In the entries below, find every line holding the string "weekday" and collect it.

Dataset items
________________________________________
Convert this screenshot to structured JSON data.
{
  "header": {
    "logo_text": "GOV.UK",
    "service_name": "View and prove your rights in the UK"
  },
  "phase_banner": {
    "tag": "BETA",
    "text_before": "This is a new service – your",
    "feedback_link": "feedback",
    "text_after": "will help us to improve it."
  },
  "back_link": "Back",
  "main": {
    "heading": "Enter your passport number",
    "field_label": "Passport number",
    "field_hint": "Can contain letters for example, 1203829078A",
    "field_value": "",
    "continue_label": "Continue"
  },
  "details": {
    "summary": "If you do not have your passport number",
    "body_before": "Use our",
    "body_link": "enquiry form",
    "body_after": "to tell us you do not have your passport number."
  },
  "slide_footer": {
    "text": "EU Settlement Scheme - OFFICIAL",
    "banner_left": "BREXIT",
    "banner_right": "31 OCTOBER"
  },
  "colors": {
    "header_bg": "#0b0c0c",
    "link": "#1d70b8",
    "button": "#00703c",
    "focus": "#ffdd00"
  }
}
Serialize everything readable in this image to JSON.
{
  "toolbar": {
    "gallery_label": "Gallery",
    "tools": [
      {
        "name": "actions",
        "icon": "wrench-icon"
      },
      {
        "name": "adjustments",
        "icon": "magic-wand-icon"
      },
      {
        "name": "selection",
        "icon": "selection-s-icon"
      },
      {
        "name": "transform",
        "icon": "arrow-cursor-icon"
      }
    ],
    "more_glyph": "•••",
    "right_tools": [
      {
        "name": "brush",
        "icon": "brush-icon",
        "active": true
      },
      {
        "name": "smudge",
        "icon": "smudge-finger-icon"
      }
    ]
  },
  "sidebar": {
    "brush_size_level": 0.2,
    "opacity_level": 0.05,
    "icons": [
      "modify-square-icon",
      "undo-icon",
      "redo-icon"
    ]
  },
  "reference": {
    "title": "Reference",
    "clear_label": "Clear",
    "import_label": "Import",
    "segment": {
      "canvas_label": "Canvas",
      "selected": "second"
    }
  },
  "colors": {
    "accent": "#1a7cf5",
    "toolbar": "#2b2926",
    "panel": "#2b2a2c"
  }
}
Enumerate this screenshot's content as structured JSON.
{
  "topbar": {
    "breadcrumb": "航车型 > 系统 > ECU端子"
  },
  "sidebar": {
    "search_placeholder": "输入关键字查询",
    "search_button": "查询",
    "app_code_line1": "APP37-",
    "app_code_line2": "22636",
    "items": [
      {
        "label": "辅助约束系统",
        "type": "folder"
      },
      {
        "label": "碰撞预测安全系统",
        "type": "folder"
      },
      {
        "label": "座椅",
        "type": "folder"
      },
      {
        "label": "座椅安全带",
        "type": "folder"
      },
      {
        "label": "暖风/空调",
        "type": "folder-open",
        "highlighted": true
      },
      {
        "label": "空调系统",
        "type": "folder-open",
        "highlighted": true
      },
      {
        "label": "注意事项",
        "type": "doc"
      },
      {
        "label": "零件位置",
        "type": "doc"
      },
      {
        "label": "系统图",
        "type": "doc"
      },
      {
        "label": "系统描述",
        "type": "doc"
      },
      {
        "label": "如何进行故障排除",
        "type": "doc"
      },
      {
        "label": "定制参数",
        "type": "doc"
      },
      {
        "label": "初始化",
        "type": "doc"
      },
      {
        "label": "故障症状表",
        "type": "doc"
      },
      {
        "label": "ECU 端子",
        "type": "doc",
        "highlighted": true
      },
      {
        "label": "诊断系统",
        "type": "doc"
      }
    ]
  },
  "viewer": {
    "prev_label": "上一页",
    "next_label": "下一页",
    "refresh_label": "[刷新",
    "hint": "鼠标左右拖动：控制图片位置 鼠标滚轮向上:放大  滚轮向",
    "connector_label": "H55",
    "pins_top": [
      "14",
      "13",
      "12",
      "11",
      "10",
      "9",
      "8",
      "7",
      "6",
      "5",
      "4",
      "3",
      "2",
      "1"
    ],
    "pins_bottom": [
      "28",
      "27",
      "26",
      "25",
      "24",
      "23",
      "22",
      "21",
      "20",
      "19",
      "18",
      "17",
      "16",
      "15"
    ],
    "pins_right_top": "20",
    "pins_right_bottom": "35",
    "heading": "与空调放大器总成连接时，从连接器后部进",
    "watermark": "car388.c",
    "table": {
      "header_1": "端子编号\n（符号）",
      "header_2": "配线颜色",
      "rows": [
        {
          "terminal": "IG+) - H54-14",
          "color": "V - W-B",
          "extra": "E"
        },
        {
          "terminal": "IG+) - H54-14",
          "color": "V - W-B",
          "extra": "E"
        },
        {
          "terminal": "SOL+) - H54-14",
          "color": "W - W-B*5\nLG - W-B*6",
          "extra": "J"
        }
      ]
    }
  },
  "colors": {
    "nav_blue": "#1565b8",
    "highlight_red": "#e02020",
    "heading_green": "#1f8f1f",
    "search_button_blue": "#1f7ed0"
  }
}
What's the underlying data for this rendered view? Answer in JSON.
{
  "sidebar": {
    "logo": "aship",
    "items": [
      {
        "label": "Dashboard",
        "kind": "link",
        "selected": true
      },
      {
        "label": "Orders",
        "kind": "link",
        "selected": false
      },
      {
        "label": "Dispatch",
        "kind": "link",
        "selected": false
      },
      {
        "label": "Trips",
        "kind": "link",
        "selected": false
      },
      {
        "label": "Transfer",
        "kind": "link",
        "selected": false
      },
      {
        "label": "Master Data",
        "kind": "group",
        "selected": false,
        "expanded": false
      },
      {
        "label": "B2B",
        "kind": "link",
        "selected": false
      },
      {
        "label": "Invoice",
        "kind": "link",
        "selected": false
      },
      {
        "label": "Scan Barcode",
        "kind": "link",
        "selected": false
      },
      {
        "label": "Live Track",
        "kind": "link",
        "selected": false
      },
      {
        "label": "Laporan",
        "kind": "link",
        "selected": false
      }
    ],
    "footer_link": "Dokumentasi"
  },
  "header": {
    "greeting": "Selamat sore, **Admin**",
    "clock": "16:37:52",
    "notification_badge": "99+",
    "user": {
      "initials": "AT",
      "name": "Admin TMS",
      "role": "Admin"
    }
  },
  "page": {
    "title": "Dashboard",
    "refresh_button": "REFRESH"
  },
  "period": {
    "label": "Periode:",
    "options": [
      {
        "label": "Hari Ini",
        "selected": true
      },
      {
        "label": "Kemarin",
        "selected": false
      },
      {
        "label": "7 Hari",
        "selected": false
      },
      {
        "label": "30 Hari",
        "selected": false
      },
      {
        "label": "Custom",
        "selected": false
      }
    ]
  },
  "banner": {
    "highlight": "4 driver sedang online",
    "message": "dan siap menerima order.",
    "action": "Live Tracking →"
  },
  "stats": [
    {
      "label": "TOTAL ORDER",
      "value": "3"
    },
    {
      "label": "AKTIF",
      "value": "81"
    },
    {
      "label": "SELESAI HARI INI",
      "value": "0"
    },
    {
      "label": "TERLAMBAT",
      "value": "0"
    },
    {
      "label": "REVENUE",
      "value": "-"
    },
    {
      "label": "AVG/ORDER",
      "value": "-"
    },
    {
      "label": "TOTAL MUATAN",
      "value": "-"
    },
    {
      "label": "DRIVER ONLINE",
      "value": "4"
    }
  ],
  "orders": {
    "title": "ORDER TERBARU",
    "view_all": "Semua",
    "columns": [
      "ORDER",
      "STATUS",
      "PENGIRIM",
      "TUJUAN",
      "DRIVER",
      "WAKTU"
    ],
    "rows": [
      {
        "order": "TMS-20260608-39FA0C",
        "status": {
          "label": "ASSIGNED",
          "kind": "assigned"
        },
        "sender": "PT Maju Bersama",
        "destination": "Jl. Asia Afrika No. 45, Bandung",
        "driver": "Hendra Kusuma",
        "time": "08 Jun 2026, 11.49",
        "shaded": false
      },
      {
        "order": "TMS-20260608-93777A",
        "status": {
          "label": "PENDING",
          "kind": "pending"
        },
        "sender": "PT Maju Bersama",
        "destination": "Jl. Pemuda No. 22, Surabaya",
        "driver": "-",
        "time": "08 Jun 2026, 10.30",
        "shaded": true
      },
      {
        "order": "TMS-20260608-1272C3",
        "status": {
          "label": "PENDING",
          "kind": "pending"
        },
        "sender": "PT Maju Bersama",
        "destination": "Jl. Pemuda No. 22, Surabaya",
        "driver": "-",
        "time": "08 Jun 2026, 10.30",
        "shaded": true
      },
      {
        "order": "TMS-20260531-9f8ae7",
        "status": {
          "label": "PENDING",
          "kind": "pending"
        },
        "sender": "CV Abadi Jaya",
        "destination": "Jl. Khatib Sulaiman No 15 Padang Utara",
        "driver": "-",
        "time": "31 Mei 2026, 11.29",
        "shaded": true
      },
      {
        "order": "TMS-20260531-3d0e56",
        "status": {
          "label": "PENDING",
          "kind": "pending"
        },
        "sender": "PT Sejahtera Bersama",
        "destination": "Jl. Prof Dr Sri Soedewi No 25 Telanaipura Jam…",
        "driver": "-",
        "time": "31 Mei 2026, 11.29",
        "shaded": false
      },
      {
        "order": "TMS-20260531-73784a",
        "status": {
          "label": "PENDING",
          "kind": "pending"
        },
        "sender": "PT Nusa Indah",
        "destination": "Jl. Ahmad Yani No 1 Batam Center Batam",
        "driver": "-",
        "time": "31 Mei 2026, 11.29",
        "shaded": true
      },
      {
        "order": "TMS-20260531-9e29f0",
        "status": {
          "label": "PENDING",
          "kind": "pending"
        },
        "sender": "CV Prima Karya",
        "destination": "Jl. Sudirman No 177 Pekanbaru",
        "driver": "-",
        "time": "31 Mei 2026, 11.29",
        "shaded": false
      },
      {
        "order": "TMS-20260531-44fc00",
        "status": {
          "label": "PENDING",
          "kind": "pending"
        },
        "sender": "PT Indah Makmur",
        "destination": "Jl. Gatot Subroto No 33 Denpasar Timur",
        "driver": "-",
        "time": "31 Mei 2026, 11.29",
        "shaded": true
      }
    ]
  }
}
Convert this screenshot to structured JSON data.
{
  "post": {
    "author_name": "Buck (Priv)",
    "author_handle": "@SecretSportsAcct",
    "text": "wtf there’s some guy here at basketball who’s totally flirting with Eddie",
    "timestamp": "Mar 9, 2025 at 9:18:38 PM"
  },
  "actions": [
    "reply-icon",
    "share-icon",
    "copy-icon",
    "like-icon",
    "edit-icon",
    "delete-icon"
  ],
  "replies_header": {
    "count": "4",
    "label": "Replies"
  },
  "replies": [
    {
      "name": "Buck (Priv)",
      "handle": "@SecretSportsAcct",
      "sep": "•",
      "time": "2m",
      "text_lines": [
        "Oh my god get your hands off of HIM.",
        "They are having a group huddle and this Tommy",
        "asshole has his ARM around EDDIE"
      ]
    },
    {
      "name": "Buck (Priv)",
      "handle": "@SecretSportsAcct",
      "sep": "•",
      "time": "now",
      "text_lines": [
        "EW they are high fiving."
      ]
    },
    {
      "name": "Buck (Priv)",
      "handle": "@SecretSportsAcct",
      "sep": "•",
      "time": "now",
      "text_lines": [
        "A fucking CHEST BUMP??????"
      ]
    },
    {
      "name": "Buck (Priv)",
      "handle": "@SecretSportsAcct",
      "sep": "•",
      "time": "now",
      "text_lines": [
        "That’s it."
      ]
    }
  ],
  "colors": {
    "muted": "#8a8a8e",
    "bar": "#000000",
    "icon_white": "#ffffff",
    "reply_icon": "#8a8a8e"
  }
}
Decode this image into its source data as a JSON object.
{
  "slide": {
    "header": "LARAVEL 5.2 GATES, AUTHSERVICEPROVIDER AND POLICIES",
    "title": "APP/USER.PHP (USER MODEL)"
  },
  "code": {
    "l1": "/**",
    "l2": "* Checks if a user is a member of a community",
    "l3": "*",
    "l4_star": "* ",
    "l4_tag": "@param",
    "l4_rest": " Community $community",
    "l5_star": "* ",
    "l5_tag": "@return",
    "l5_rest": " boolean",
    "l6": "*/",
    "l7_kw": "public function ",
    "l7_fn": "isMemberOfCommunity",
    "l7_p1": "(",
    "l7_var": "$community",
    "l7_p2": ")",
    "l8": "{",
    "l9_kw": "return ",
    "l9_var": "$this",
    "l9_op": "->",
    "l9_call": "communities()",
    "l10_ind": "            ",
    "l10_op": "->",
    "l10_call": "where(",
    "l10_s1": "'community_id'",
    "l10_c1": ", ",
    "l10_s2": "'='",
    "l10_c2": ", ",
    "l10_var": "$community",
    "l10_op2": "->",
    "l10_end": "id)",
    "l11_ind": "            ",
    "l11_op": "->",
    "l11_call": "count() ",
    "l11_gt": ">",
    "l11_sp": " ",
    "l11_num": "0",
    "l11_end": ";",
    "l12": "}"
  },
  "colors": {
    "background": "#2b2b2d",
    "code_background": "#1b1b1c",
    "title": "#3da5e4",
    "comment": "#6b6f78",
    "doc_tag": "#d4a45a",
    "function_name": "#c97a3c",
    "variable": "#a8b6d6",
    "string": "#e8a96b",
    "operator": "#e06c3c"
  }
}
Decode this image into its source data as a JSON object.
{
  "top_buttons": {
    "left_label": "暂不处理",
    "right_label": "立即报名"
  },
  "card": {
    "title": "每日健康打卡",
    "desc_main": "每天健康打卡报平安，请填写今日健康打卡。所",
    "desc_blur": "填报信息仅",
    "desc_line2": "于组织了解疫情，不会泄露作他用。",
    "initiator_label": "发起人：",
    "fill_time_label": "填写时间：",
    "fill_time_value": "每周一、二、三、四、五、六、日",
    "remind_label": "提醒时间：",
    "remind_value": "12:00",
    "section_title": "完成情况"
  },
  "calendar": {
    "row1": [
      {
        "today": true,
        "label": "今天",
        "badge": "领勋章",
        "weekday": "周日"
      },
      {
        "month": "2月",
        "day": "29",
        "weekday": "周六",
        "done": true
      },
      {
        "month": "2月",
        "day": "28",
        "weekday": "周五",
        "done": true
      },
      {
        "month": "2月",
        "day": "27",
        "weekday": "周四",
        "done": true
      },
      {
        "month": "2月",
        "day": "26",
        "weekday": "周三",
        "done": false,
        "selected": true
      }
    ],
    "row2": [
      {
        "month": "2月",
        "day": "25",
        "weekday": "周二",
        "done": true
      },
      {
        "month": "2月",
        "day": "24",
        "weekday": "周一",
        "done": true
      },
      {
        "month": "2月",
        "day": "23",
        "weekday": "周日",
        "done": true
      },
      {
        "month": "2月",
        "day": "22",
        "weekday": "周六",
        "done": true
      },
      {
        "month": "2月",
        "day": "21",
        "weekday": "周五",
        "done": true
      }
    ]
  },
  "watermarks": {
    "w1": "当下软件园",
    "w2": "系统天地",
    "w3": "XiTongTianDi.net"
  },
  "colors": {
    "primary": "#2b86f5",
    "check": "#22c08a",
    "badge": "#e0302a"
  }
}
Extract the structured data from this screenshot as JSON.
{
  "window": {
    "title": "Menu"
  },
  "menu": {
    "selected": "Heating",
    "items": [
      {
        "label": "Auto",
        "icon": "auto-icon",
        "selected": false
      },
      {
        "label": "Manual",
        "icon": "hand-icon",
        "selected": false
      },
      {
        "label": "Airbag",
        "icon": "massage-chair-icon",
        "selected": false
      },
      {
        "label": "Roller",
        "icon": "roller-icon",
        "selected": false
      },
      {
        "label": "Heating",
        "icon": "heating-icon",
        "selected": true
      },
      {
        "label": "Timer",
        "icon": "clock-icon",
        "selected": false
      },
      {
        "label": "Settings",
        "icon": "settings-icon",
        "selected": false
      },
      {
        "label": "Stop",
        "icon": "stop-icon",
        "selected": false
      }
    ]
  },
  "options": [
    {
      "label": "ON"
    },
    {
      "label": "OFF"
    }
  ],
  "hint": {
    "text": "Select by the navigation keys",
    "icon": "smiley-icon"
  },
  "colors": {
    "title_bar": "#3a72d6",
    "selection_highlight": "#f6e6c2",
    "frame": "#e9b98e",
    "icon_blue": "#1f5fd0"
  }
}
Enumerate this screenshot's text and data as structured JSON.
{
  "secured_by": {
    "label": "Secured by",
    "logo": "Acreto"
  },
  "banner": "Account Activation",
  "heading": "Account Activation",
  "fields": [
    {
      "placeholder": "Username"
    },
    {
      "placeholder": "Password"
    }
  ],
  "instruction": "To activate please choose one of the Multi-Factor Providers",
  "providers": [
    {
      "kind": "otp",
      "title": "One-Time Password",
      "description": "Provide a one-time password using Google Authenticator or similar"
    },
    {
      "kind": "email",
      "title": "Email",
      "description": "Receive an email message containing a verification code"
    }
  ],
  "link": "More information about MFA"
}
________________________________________
§ **RESULT FOR THIS TASK**
        "weekday": "周日"
        "weekday": "周六",
        "weekday": "周五",
        "weekday": "周四",
        "weekday": "周三",
        "weekday": "周二",
        "weekday": "周一",
        "weekday": "周日",
        "weekday": "周六",
        "weekday": "周五",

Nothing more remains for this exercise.